Source data:
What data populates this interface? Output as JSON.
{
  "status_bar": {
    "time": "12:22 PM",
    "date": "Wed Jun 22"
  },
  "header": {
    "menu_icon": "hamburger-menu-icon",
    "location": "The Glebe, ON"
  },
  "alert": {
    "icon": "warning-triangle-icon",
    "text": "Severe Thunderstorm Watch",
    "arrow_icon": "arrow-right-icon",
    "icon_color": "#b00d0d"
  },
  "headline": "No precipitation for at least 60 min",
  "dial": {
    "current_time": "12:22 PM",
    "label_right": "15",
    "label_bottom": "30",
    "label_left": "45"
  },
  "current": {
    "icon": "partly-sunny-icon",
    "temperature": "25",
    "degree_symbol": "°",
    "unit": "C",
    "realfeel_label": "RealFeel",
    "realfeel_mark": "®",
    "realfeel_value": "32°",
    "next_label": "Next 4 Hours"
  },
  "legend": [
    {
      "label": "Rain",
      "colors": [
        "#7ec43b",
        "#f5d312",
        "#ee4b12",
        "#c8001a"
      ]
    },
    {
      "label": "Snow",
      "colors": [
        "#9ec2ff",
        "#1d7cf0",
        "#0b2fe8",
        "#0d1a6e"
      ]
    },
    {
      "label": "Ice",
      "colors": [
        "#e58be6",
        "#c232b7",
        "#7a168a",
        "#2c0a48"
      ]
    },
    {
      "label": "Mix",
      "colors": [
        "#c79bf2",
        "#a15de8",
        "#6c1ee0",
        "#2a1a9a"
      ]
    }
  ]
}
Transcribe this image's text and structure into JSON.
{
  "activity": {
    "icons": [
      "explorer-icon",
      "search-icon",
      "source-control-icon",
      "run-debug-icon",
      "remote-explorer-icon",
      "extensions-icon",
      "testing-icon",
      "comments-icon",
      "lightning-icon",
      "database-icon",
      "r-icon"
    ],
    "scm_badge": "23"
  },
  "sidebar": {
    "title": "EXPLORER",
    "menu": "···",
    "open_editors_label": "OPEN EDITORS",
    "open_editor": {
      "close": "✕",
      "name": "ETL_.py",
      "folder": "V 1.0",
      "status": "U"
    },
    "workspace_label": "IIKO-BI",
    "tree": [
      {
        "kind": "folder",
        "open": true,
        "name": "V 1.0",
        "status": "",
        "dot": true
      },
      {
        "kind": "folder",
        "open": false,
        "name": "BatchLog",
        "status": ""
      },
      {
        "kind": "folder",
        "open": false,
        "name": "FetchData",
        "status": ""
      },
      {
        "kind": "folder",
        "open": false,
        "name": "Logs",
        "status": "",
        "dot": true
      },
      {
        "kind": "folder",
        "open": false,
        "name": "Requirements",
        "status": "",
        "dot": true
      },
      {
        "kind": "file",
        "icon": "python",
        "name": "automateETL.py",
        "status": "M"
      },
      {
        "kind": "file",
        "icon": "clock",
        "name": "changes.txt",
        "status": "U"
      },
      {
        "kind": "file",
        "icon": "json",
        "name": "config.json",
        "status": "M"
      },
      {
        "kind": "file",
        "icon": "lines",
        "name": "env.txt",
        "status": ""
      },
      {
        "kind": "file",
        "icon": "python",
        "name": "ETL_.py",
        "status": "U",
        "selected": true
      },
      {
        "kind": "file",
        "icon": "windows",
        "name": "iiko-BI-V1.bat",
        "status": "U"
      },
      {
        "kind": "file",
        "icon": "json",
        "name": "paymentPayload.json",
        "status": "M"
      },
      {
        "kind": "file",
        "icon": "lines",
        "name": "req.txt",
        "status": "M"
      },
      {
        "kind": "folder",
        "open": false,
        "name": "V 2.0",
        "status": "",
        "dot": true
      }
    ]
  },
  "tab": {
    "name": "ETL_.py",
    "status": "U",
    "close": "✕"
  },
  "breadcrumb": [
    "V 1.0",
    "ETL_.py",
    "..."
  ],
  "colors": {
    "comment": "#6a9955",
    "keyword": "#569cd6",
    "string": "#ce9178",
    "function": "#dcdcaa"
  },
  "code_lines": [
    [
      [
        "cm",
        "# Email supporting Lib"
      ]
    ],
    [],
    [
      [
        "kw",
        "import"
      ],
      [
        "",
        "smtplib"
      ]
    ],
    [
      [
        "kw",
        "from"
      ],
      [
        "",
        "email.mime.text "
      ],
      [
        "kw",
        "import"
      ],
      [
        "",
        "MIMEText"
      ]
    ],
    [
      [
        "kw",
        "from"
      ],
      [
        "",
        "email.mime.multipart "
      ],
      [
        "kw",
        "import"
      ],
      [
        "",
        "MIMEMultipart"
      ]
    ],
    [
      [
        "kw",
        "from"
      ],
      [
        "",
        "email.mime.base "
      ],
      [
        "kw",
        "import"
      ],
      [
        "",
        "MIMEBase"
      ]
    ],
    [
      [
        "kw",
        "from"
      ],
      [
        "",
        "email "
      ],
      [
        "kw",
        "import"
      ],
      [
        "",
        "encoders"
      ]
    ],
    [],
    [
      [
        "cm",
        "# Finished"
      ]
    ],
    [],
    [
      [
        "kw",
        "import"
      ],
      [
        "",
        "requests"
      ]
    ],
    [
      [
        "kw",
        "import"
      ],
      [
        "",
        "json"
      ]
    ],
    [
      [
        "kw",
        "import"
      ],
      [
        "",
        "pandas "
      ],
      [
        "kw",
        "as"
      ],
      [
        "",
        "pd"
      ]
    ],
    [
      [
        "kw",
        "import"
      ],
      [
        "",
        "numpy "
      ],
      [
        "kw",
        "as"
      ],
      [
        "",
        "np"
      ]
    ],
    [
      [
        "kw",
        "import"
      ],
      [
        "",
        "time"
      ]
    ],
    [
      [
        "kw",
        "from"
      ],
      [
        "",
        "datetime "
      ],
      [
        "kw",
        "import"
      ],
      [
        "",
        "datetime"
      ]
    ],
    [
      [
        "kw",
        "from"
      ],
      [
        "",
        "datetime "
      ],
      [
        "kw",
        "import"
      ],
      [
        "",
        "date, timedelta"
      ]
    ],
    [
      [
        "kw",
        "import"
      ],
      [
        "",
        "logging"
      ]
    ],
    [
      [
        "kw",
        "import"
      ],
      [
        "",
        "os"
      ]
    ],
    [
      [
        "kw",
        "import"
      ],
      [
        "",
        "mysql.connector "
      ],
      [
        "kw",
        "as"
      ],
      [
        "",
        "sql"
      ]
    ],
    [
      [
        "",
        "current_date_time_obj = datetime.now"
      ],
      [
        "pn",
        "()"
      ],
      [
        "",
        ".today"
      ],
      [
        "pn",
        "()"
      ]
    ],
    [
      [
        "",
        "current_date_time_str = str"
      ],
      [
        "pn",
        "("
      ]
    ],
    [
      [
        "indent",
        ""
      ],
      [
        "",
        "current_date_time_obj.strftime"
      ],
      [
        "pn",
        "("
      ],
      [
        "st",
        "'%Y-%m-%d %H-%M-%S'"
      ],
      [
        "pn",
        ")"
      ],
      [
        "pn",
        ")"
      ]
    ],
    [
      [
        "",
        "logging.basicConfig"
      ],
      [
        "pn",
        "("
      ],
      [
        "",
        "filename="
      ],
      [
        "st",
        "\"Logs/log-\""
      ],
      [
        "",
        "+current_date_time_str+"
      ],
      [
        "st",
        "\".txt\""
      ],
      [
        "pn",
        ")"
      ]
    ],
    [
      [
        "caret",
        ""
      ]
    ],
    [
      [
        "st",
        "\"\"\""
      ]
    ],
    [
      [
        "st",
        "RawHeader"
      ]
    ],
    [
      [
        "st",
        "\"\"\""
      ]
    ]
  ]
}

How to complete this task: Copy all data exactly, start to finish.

Result of the exercise:
What data populates this interface? Output as JSON.
{
  "status_bar": {
    "time": "12:22 PM",
    "date": "Wed Jun 22"
  },
  "header": {
    "menu_icon": "hamburger-menu-icon",
    "location": "The Glebe, ON"
  },
  "alert": {
    "icon": "warning-triangle-icon",
    "text": "Severe Thunderstorm Watch",
    "arrow_icon": "arrow-right-icon",
    "icon_color": "#b00d0d"
  },
  "headline": "No precipitation for at least 60 min",
  "dial": {
    "current_time": "12:22 PM",
    "label_right": "15",
    "label_bottom": "30",
    "label_left": "45"
  },
  "current": {
    "icon": "partly-sunny-icon",
    "temperature": "25",
    "degree_symbol": "°",
    "unit": "C",
    "realfeel_label": "RealFeel",
    "realfeel_mark": "®",
    "realfeel_value": "32°",
    "next_label": "Next 4 Hours"
  },
  "legend": [
    {
      "label": "Rain",
      "colors": [
        "#7ec43b",
        "#f5d312",
        "#ee4b12",
        "#c8001a"
      ]
    },
    {
      "label": "Snow",
      "colors": [
        "#9ec2ff",
        "#1d7cf0",
        "#0b2fe8",
        "#0d1a6e"
      ]
    },
    {
      "label": "Ice",
      "colors": [
        "#e58be6",
        "#c232b7",
        "#7a168a",
        "#2c0a48"
      ]
    },
    {
      "label": "Mix",
      "colors": [
        "#c79bf2",
        "#a15de8",
        "#6c1ee0",
        "#2a1a9a"
      ]
    }
  ]
}
Transcribe this image's text and structure into JSON.
{
  "activity": {
    "icons": [
      "explorer-icon",
      "search-icon",
      "source-control-icon",
      "run-debug-icon",
      "remote-explorer-icon",
      "extensions-icon",
      "testing-icon",
      "comments-icon",
      "lightning-icon",
      "database-icon",
      "r-icon"
    ],
    "scm_badge": "23"
  },
  "sidebar": {
    "title": "EXPLORER",
    "menu": "···",
    "open_editors_label": "OPEN EDITORS",
    "open_editor": {
      "close": "✕",
      "name": "ETL_.py",
      "folder": "V 1.0",
      "status": "U"
    },
    "workspace_label": "IIKO-BI",
    "tree": [
      {
        "kind": "folder",
        "open": true,
        "name": "V 1.0",
        "status": "",
        "dot": true
      },
      {
        "kind": "folder",
        "open": false,
        "name": "BatchLog",
        "status": ""
      },
      {
        "kind": "folder",
        "open": false,
        "name": "FetchData",
        "status": ""
      },
      {
        "kind": "folder",
        "open": false,
        "name": "Logs",
        "status": "",
        "dot": true
      },
      {
        "kind": "folder",
        "open": false,
        "name": "Requirements",
        "status": "",
        "dot": true
      },
      {
        "kind": "file",
        "icon": "python",
        "name": "automateETL.py",
        "status": "M"
      },
      {
        "kind": "file",
        "icon": "clock",
        "name": "changes.txt",
        "status": "U"
      },
      {
        "kind": "file",
        "icon": "json",
        "name": "config.json",
        "status": "M"
      },
      {
        "kind": "file",
        "icon": "lines",
        "name": "env.txt",
        "status": ""
      },
      {
        "kind": "file",
        "icon": "python",
        "name": "ETL_.py",
        "status": "U",
        "selected": true
      },
      {
        "kind": "file",
        "icon": "windows",
        "name": "iiko-BI-V1.bat",
        "status": "U"
      },
      {
        "kind": "file",
        "icon": "json",
        "name": "paymentPayload.json",
        "status": "M"
      },
      {
        "kind": "file",
        "icon": "lines",
        "name": "req.txt",
        "status": "M"
      },
      {
        "kind": "folder",
        "open": false,
        "name": "V 2.0",
        "status": "",
        "dot": true
      }
    ]
  },
  "tab": {
    "name": "ETL_.py",
    "status": "U",
    "close": "✕"
  },
  "breadcrumb": [
    "V 1.0",
    "ETL_.py",
    "..."
  ],
  "colors": {
    "comment": "#6a9955",
    "keyword": "#569cd6",
    "string": "#ce9178",
    "function": "#dcdcaa"
  },
  "code_lines": [
    [
      [
        "cm",
        "# Email supporting Lib"
      ]
    ],
    [],
    [
      [
        "kw",
        "import"
      ],
      [
        "",
        "smtplib"
      ]
    ],
    [
      [
        "kw",
        "from"
      ],
      [
        "",
        "email.mime.text "
      ],
      [
        "kw",
        "import"
      ],
      [
        "",
        "MIMEText"
      ]
    ],
    [
      [
        "kw",
        "from"
      ],
      [
        "",
        "email.mime.multipart "
      ],
      [
        "kw",
        "import"
      ],
      [
        "",
        "MIMEMultipart"
      ]
    ],
    [
      [
        "kw",
        "from"
      ],
      [
        "",
        "email.mime.base "
      ],
      [
        "kw",
        "import"
      ],
      [
        "",
        "MIMEBase"
      ]
    ],
    [
      [
        "kw",
        "from"
      ],
      [
        "",
        "email "
      ],
      [
        "kw",
        "import"
      ],
      [
        "",
        "encoders"
      ]
    ],
    [],
    [
      [
        "cm",
        "# Finished"
      ]
    ],
    [],
    [
      [
        "kw",
        "import"
      ],
      [
        "",
        "requests"
      ]
    ],
    [
      [
        "kw",
        "import"
      ],
      [
        "",
        "json"
      ]
    ],
    [
      [
        "kw",
        "import"
      ],
      [
        "",
        "pandas "
      ],
      [
        "kw",
        "as"
      ],
      [
        "",
        "pd"
      ]
    ],
    [
      [
        "kw",
        "import"
      ],
      [
        "",
        "numpy "
      ],
      [
        "kw",
        "as"
      ],
      [
        "",
        "np"
      ]
    ],
    [
      [
        "kw",
        "import"
      ],
      [
        "",
        "time"
      ]
    ],
    [
      [
        "kw",
        "from"
      ],
      [
        "",
        "datetime "
      ],
      [
        "kw",
        "import"
      ],
      [
        "",
        "datetime"
      ]
    ],
    [
      [
        "kw",
        "from"
      ],
      [
        "",
        "datetime "
      ],
      [
        "kw",
        "import"
      ],
      [
        "",
        "date, timedelta"
      ]
    ],
    [
      [
        "kw",
        "import"
      ],
      [
        "",
        "logging"
      ]
    ],
    [
      [
        "kw",
        "import"
      ],
      [
        "",
        "os"
      ]
    ],
    [
      [
        "kw",
        "import"
      ],
      [
        "",
        "mysql.connector "
      ],
      [
        "kw",
        "as"
      ],
      [
        "",
        "sql"
      ]
    ],
    [
      [
        "",
        "current_date_time_obj = datetime.now"
      ],
      [
        "pn",
        "()"
      ],
      [
        "",
        ".today"
      ],
      [
        "pn",
        "()"
      ]
    ],
    [
      [
        "",
        "current_date_time_str = str"
      ],
      [
        "pn",
        "("
      ]
    ],
    [
      [
        "indent",
        ""
      ],
      [
        "",
        "current_date_time_obj.strftime"
      ],
      [
        "pn",
        "("
      ],
      [
        "st",
        "'%Y-%m-%d %H-%M-%S'"
      ],
      [
        "pn",
        ")"
      ],
      [
        "pn",
        ")"
      ]
    ],
    [
      [
        "",
        "logging.basicConfig"
      ],
      [
        "pn",
        "("
      ],
      [
        "",
        "filename="
      ],
      [
        "st",
        "\"Logs/log-\""
      ],
      [
        "",
        "+current_date_time_str+"
      ],
      [
        "st",
        "\".txt\""
      ],
      [
        "pn",
        ")"
      ]
    ],
    [
      [
        "caret",
        ""
      ]
    ],
    [
      [
        "st",
        "\"\"\""
      ]
    ],
    [
      [
        "st",
        "RawHeader"
      ]
    ],
    [
      [
        "st",
        "\"\"\""
      ]
    ]
  ]
}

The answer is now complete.